*** RECORDS Section Begins ***

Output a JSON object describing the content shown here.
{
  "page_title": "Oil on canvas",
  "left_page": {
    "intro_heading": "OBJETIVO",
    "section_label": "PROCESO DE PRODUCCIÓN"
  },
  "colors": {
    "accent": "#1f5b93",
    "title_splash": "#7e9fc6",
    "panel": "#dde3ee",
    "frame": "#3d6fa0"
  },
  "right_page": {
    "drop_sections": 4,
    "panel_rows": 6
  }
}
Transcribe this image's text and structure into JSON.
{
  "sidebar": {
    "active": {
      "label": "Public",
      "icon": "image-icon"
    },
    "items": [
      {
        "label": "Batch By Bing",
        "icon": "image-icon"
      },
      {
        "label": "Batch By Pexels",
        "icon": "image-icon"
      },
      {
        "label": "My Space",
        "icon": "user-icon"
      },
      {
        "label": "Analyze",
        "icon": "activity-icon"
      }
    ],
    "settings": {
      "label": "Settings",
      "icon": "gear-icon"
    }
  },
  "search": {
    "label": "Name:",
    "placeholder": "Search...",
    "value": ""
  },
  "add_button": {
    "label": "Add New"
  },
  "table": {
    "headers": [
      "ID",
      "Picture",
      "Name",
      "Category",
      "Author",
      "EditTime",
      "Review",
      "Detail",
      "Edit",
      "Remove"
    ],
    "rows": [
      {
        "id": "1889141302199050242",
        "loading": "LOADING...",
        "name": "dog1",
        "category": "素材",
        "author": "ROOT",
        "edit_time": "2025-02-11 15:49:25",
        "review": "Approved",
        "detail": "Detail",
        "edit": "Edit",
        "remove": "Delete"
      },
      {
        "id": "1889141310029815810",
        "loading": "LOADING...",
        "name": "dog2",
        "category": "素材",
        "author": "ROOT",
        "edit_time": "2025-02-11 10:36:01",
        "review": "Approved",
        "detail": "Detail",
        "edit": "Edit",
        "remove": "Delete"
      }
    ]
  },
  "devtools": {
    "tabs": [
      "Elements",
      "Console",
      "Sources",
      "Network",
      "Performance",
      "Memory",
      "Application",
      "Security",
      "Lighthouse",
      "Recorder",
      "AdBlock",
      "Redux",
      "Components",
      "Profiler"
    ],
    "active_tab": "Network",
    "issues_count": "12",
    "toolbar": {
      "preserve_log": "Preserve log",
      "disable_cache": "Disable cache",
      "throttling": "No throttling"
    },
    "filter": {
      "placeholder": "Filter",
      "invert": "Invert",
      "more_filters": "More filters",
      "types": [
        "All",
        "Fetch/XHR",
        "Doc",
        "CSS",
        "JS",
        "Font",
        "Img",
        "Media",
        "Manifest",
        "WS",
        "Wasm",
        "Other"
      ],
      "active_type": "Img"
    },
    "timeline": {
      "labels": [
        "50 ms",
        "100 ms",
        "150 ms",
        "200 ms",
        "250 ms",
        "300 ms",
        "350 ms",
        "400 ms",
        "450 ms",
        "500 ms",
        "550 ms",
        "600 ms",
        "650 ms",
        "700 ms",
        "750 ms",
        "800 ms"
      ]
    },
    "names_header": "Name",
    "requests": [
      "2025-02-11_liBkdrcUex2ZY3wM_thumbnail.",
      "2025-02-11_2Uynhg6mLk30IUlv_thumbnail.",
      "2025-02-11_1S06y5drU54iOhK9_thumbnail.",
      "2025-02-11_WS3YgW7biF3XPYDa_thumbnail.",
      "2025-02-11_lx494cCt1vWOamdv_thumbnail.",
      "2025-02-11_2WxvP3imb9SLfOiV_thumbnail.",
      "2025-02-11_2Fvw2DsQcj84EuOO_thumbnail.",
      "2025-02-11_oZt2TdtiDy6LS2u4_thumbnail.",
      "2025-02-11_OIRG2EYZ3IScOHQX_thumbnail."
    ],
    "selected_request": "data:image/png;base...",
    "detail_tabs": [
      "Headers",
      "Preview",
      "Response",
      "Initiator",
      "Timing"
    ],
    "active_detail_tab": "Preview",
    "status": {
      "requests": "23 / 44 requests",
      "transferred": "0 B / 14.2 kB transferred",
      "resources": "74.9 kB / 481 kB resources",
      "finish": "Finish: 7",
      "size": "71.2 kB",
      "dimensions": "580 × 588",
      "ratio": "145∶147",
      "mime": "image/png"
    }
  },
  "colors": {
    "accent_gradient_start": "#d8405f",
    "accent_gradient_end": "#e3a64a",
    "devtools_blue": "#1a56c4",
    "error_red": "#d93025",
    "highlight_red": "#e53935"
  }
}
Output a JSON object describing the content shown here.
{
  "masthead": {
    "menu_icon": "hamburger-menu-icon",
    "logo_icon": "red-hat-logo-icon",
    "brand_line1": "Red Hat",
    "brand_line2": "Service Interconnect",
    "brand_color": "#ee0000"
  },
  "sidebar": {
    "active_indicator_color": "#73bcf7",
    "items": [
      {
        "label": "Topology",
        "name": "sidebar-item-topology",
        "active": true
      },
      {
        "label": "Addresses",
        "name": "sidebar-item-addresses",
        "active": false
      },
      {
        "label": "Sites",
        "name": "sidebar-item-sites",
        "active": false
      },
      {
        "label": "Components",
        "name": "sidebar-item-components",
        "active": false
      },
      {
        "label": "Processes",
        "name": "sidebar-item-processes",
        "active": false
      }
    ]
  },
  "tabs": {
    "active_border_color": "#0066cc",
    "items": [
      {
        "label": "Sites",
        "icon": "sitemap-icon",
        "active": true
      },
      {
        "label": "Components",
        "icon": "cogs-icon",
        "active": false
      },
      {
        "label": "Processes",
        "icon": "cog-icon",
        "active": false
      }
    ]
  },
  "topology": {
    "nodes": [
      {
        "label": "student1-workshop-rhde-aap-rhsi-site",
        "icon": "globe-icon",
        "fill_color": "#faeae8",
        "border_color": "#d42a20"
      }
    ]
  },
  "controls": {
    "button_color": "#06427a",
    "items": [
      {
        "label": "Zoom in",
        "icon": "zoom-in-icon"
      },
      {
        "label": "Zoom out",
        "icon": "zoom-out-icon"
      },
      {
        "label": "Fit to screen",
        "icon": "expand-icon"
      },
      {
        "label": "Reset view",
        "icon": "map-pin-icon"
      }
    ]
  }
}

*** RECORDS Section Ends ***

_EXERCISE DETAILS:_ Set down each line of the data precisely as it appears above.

_RESPONSE AREA:_
Output a JSON object describing the content shown here.
{
  "page_title": "Oil on canvas",
  "left_page": {
    "intro_heading": "OBJETIVO",
    "section_label": "PROCESO DE PRODUCCIÓN"
  },
  "colors": {
    "accent": "#1f5b93",
    "title_splash": "#7e9fc6",
    "panel": "#dde3ee",
    "frame": "#3d6fa0"
  },
  "right_page": {
    "drop_sections": 4,
    "panel_rows": 6
  }
}
Transcribe this image's text and structure into JSON.
{
  "sidebar": {
    "active": {
      "label": "Public",
      "icon": "image-icon"
    },
    "items": [
      {
        "label": "Batch By Bing",
        "icon": "image-icon"
      },
      {
        "label": "Batch By Pexels",
        "icon": "image-icon"
      },
      {
        "label": "My Space",
        "icon": "user-icon"
      },
      {
        "label": "Analyze",
        "icon": "activity-icon"
      }
    ],
    "settings": {
      "label": "Settings",
      "icon": "gear-icon"
    }
  },
  "search": {
    "label": "Name:",
    "placeholder": "Search...",
    "value": ""
  },
  "add_button": {
    "label": "Add New"
  },
  "table": {
    "headers": [
      "ID",
      "Picture",
      "Name",
      "Category",
      "Author",
      "EditTime",
      "Review",
      "Detail",
      "Edit",
      "Remove"
    ],
    "rows": [
      {
        "id": "1889141302199050242",
        "loading": "LOADING...",
        "name": "dog1",
        "category": "素材",
        "author": "ROOT",
        "edit_time": "2025-02-11 15:49:25",
        "review": "Approved",
        "detail": "Detail",
        "edit": "Edit",
        "remove": "Delete"
      },
      {
        "id": "1889141310029815810",
        "loading": "LOADING...",
        "name": "dog2",
        "category": "素材",
        "author": "ROOT",
        "edit_time": "2025-02-11 10:36:01",
        "review": "Approved",
        "detail": "Detail",
        "edit": "Edit",
        "remove": "Delete"
      }
    ]
  },
  "devtools": {
    "tabs": [
      "Elements",
      "Console",
      "Sources",
      "Network",
      "Performance",
      "Memory",
      "Application",
      "Security",
      "Lighthouse",
      "Recorder",
      "AdBlock",
      "Redux",
      "Components",
      "Profiler"
    ],
    "active_tab": "Network",
    "issues_count": "12",
    "toolbar": {
      "preserve_log": "Preserve log",
      "disable_cache": "Disable cache",
      "throttling": "No throttling"
    },
    "filter": {
      "placeholder": "Filter",
      "invert": "Invert",
      "more_filters": "More filters",
      "types": [
        "All",
        "Fetch/XHR",
        "Doc",
        "CSS",
        "JS",
        "Font",
        "Img",
        "Media",
        "Manifest",
        "WS",
        "Wasm",
        "Other"
      ],
      "active_type": "Img"
    },
    "timeline": {
      "labels": [
        "50 ms",
        "100 ms",
        "150 ms",
        "200 ms",
        "250 ms",
        "300 ms",
        "350 ms",
        "400 ms",
        "450 ms",
        "500 ms",
        "550 ms",
        "600 ms",
        "650 ms",
        "700 ms",
        "750 ms",
        "800 ms"
      ]
    },
    "names_header": "Name",
    "requests": [
      "2025-02-11_liBkdrcUex2ZY3wM_thumbnail.",
      "2025-02-11_2Uynhg6mLk30IUlv_thumbnail.",
      "2025-02-11_1S06y5drU54iOhK9_thumbnail.",
      "2025-02-11_WS3YgW7biF3XPYDa_thumbnail.",
      "2025-02-11_lx494cCt1vWOamdv_thumbnail.",
      "2025-02-11_2WxvP3imb9SLfOiV_thumbnail.",
      "2025-02-11_2Fvw2DsQcj84EuOO_thumbnail.",
      "2025-02-11_oZt2TdtiDy6LS2u4_thumbnail.",
      "2025-02-11_OIRG2EYZ3IScOHQX_thumbnail."
    ],
    "selected_request": "data:image/png;base...",
    "detail_tabs": [
      "Headers",
      "Preview",
      "Response",
      "Initiator",
      "Timing"
    ],
    "active_detail_tab": "Preview",
    "status": {
      "requests": "23 / 44 requests",
      "transferred": "0 B / 14.2 kB transferred",
      "resources": "74.9 kB / 481 kB resources",
      "finish": "Finish: 7",
      "size": "71.2 kB",
      "dimensions": "580 × 588",
      "ratio": "145∶147",
      "mime": "image/png"
    }
  },
  "colors": {
    "accent_gradient_start": "#d8405f",
    "accent_gradient_end": "#e3a64a",
    "devtools_blue": "#1a56c4",
    "error_red": "#d93025",
    "highlight_red": "#e53935"
  }
}
Output a JSON object describing the content shown here.
{
  "masthead": {
    "menu_icon": "hamburger-menu-icon",
    "logo_icon": "red-hat-logo-icon",
    "brand_line1": "Red Hat",
    "brand_line2": "Service Interconnect",
    "brand_color": "#ee0000"
  },
  "sidebar": {
    "active_indicator_color": "#73bcf7",
    "items": [
      {
        "label": "Topology",
        "name": "sidebar-item-topology",
        "active": true
      },
      {
        "label": "Addresses",
        "name": "sidebar-item-addresses",
        "active": false
      },
      {
        "label": "Sites",
        "name": "sidebar-item-sites",
        "active": false
      },
      {
        "label": "Components",
        "name": "sidebar-item-components",
        "active": false
      },
      {
        "label": "Processes",
        "name": "sidebar-item-processes",
        "active": false
      }
    ]
  },
  "tabs": {
    "active_border_color": "#0066cc",
    "items": [
      {
        "label": "Sites",
        "icon": "sitemap-icon",
        "active": true
      },
      {
        "label": "Components",
        "icon": "cogs-icon",
        "active": false
      },
      {
        "label": "Processes",
        "icon": "cog-icon",
        "active": false
      }
    ]
  },
  "topology": {
    "nodes": [
      {
        "label": "student1-workshop-rhde-aap-rhsi-site",
        "icon": "globe-icon",
        "fill_color": "#faeae8",
        "border_color": "#d42a20"
      }
    ]
  },
  "controls": {
    "button_color": "#06427a",
    "items": [
      {
        "label": "Zoom in",
        "icon": "zoom-in-icon"
      },
      {
        "label": "Zoom out",
        "icon": "zoom-out-icon"
      },
      {
        "label": "Fit to screen",
        "icon": "expand-icon"
      },
      {
        "label": "Reset view",
        "icon": "map-pin-icon"
      }
    ]
  }
}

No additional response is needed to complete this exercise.